__WHAT THIS TASK INVOLVES__: Report back every line of the entries that contains "icon", exactly as written.

__SUPPLIED DATA__:
-.-.-

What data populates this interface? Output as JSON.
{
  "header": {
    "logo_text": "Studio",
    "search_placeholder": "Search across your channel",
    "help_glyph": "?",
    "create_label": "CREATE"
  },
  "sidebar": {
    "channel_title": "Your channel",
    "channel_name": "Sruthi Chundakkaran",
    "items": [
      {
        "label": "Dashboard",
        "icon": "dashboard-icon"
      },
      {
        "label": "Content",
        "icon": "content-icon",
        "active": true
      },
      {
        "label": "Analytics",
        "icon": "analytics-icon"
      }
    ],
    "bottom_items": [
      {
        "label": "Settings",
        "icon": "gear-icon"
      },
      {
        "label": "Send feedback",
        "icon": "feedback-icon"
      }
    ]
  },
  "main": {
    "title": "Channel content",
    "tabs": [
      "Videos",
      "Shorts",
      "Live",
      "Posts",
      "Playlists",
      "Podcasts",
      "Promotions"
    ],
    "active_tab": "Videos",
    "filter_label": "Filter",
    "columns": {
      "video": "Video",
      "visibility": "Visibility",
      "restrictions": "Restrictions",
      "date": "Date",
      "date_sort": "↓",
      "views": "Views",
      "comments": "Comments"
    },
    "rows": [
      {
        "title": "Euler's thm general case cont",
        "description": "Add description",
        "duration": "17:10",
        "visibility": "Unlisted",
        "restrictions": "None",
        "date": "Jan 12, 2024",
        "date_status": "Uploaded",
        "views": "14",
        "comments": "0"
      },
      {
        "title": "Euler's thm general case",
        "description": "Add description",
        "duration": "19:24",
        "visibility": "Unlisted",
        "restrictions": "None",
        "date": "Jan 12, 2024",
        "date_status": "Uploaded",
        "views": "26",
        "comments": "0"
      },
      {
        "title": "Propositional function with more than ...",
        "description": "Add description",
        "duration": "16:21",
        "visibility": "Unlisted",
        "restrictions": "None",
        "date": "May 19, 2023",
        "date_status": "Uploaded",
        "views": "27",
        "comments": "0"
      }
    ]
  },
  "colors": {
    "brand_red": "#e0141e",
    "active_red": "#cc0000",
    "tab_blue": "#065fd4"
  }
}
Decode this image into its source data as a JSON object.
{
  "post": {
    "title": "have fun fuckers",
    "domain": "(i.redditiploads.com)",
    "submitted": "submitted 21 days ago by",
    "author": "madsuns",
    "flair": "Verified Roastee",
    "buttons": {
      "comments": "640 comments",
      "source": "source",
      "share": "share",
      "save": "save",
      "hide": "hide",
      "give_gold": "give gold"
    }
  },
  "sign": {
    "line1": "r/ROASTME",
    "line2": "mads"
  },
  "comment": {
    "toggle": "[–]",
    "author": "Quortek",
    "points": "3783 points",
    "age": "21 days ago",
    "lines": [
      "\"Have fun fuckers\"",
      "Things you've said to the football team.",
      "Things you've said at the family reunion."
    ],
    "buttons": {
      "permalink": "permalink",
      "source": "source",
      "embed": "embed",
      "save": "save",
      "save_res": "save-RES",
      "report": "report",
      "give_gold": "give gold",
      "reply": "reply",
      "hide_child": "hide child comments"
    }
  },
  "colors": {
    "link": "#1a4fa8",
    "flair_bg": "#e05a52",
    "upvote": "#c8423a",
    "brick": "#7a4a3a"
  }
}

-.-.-

__ANSWER TO THE PROBLEM__:
        "icon": "dashboard-icon"
        "icon": "content-icon",
        "icon": "analytics-icon"
        "icon": "gear-icon"
        "icon": "feedback-icon"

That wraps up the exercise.